It is incredibly frustrating to go from one aisle to the next, scanning a random list in full, trudging back and forth across the megamart, only to arrive home without that important item.
Why can’t a smart grocery list sort all the items for you, letting you add recipes and individual ingredients – even change your mind at the grocery store and strike recipes off the list, taking the ingredients with them? Why can’t I make a grocery list during the week from my work computer on the web, then simply look at my mobile app in the store? These features are all now available in BigOven’s grocery list. Why can’t I just tell the grocery list I’m making Caesar Salad tonight and have it add the items? Or, if I don’t know what goes into a good souffle, why can’t I look that up at the grocery store, in the aisle?
And of course, with more and more online grocery delivery options on the horizon, why not simply pass those items to a delivery company?
Next, it can seem to take forever to figure out what to make – shouldn’t a computer be able to recommend what I should make? Can’t I go to a device and say “what are all the things I said I wanted to try, when I had some browsing time the other day?” And why can’t I digitize all my family favorites so I can look them up instantly when I see what inspires me at the grocery store?
And why do all these items that I’ve bought go to waste?

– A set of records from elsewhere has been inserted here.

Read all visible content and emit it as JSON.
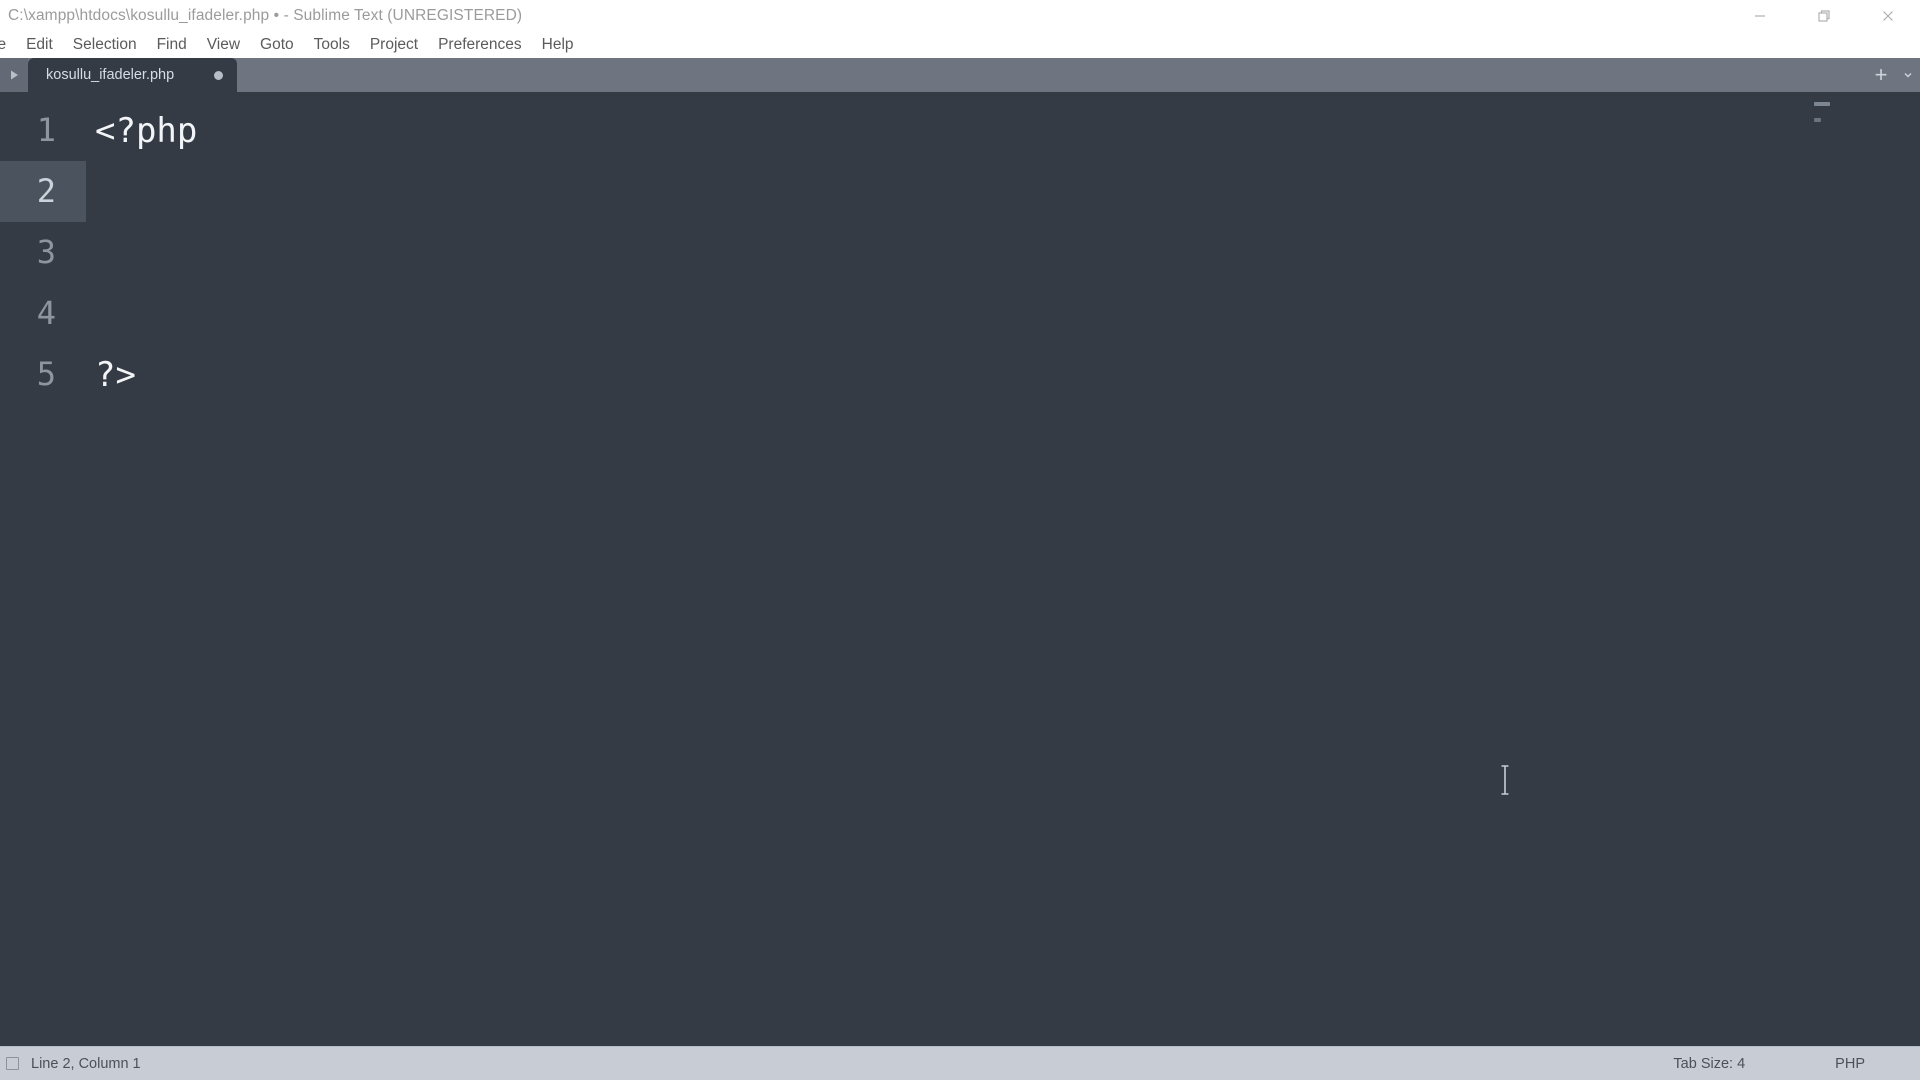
{
  "window": {
    "title": "C:\\xampp\\htdocs\\kosullu_ifadeler.php • - Sublime Text (UNREGISTERED)",
    "controls": {
      "minimize": "minimize-icon",
      "restore": "restore-icon",
      "close": "close-icon"
    }
  },
  "menubar": {
    "items": [
      {
        "label": "le"
      },
      {
        "label": "Edit"
      },
      {
        "label": "Selection"
      },
      {
        "label": "Find"
      },
      {
        "label": "View"
      },
      {
        "label": "Goto"
      },
      {
        "label": "Tools"
      },
      {
        "label": "Project"
      },
      {
        "label": "Preferences"
      },
      {
        "label": "Help"
      }
    ]
  },
  "tabbar": {
    "sidebar_toggle_icon": "play-triangle-icon",
    "tabs": [
      {
        "label": "kosullu_ifadeler.php",
        "dirty": true
      }
    ],
    "new_tab_label": "+",
    "overflow_icon": "chevron-down-icon"
  },
  "editor": {
    "lines": [
      {
        "number": "1",
        "text": "<?php",
        "active": false
      },
      {
        "number": "2",
        "text": "",
        "active": true
      },
      {
        "number": "3",
        "text": "",
        "active": false
      },
      {
        "number": "4",
        "text": "",
        "active": false
      },
      {
        "number": "5",
        "text": "?>",
        "active": false
      }
    ]
  },
  "statusbar": {
    "indicator_icon": "encoding-box-icon",
    "caret_position": "Line 2, Column 1",
    "tab_size": "Tab Size: 4",
    "syntax": "PHP"
  },
  "colors": {
    "editor_bg": "#343b45",
    "tabbar_bg": "#6e7480",
    "active_line_gutter": "#4a535e",
    "statusbar_bg": "#c8ccd4",
    "titlebar_bg": "#ffffff",
    "code_fg": "#f2f4f7",
    "gutter_fg": "#8d959f"
  }
}
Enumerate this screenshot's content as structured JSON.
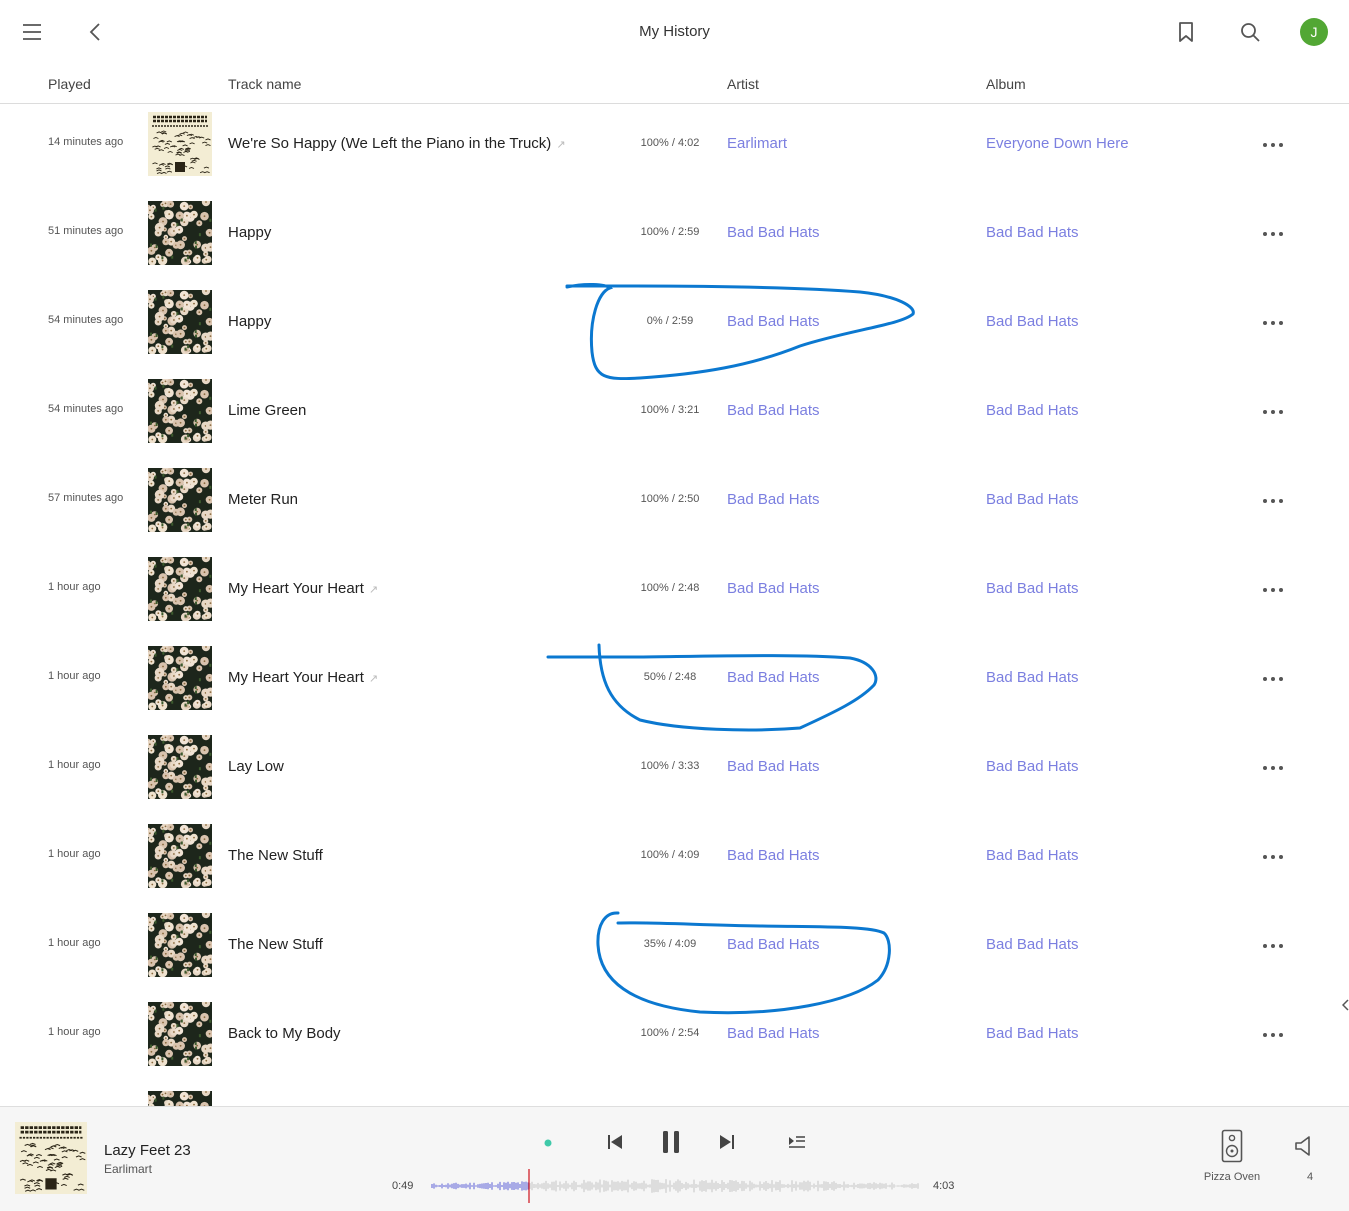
{
  "header": {
    "title": "My History",
    "avatar_initial": "J",
    "avatar_color": "#52a734"
  },
  "columns": {
    "played": "Played",
    "track": "Track name",
    "artist": "Artist",
    "album": "Album"
  },
  "rows": [
    {
      "played": "14 minutes ago",
      "track": "We're So Happy (We Left the Piano in the Truck)",
      "tag": true,
      "progress": "100% / 4:02",
      "artist": "Earlimart",
      "album": "Everyone Down Here",
      "art": "earlimart"
    },
    {
      "played": "51 minutes ago",
      "track": "Happy",
      "tag": false,
      "progress": "100% / 2:59",
      "artist": "Bad Bad Hats",
      "album": "Bad Bad Hats",
      "art": "flowers"
    },
    {
      "played": "54 minutes ago",
      "track": "Happy",
      "tag": false,
      "progress": "0% / 2:59",
      "artist": "Bad Bad Hats",
      "album": "Bad Bad Hats",
      "art": "flowers"
    },
    {
      "played": "54 minutes ago",
      "track": "Lime Green",
      "tag": false,
      "progress": "100% / 3:21",
      "artist": "Bad Bad Hats",
      "album": "Bad Bad Hats",
      "art": "flowers"
    },
    {
      "played": "57 minutes ago",
      "track": "Meter Run",
      "tag": false,
      "progress": "100% / 2:50",
      "artist": "Bad Bad Hats",
      "album": "Bad Bad Hats",
      "art": "flowers"
    },
    {
      "played": "1 hour ago",
      "track": "My Heart Your Heart",
      "tag": true,
      "progress": "100% / 2:48",
      "artist": "Bad Bad Hats",
      "album": "Bad Bad Hats",
      "art": "flowers"
    },
    {
      "played": "1 hour ago",
      "track": "My Heart Your Heart",
      "tag": true,
      "progress": "50% / 2:48",
      "artist": "Bad Bad Hats",
      "album": "Bad Bad Hats",
      "art": "flowers"
    },
    {
      "played": "1 hour ago",
      "track": "Lay Low",
      "tag": false,
      "progress": "100% / 3:33",
      "artist": "Bad Bad Hats",
      "album": "Bad Bad Hats",
      "art": "flowers"
    },
    {
      "played": "1 hour ago",
      "track": "The New Stuff",
      "tag": false,
      "progress": "100% / 4:09",
      "artist": "Bad Bad Hats",
      "album": "Bad Bad Hats",
      "art": "flowers"
    },
    {
      "played": "1 hour ago",
      "track": "The New Stuff",
      "tag": false,
      "progress": "35% / 4:09",
      "artist": "Bad Bad Hats",
      "album": "Bad Bad Hats",
      "art": "flowers"
    },
    {
      "played": "1 hour ago",
      "track": "Back to My Body",
      "tag": false,
      "progress": "100% / 2:54",
      "artist": "Bad Bad Hats",
      "album": "Bad Bad Hats",
      "art": "flowers"
    },
    {
      "played": "",
      "track": "",
      "tag": false,
      "progress": "",
      "artist": "",
      "album": "",
      "art": "flowers"
    }
  ],
  "player": {
    "title": "Lazy Feet 23",
    "artist": "Earlimart",
    "elapsed": "0:49",
    "duration": "4:03",
    "progress_fraction": 0.2,
    "zone": "Pizza Oven",
    "volume": "4",
    "indicator_color": "#3fc9a9"
  },
  "icons": {
    "menu": "menu-icon",
    "back": "back-icon",
    "bookmark": "bookmark-icon",
    "search": "search-icon",
    "more": "more-icon",
    "previous": "previous-icon",
    "pause": "pause-icon",
    "next": "next-icon",
    "queue": "queue-icon",
    "speaker": "speaker-icon",
    "volume": "volume-icon"
  },
  "colors": {
    "link": "#7b7fe0",
    "annotation": "#0b78d0",
    "waveform_played": "#5a5fd6",
    "waveform_unplayed": "#c4c4c4",
    "playhead": "#d4323a"
  }
}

Why can’t I enter a few ingredients into a vast recipe search engine to find out what I can make?
There are also some problems we haven’t yet solved, or solved well-enough yet. For instance, why can’t a device tell me when things are on sale that I typically buy? Why don’t my cookbooks talk to me while I’m cooking and interleave all the start/stop times for me of the menu that I’m making? And more.
BigOven is a full-fledged organizer and discovery source for home cooks and now food bloggers. We’re constantly improving the way BigOven lets you discover great things to make, use up what’s in your fridge, digitize your family favorites, and generally eat better when you dine-in. BigOven lets you find any recipe, make a grocery list, plan menus, find out nutrition of what you eat, and more.
Fast forward to August 2015, and we’re just now welcoming our three millionth member, with about 1,000 new signups happening every day, and hundreds of thousands of delicious recipe ideas. Thank you cooks for sharing your great cooking ideas and your thoughts on how to make BigOven better. We’re listening.
How Can We Become Your Most-Used, Best-Loved Food App? Let Us Know.
BigOven’s purpose is to get every home cook inspired and organized in the kitchen and on-the-go, and our goal is to be the best-loved, most used app for at-home cooking. How are we doing? What more can we do for you? Be sure to let us know.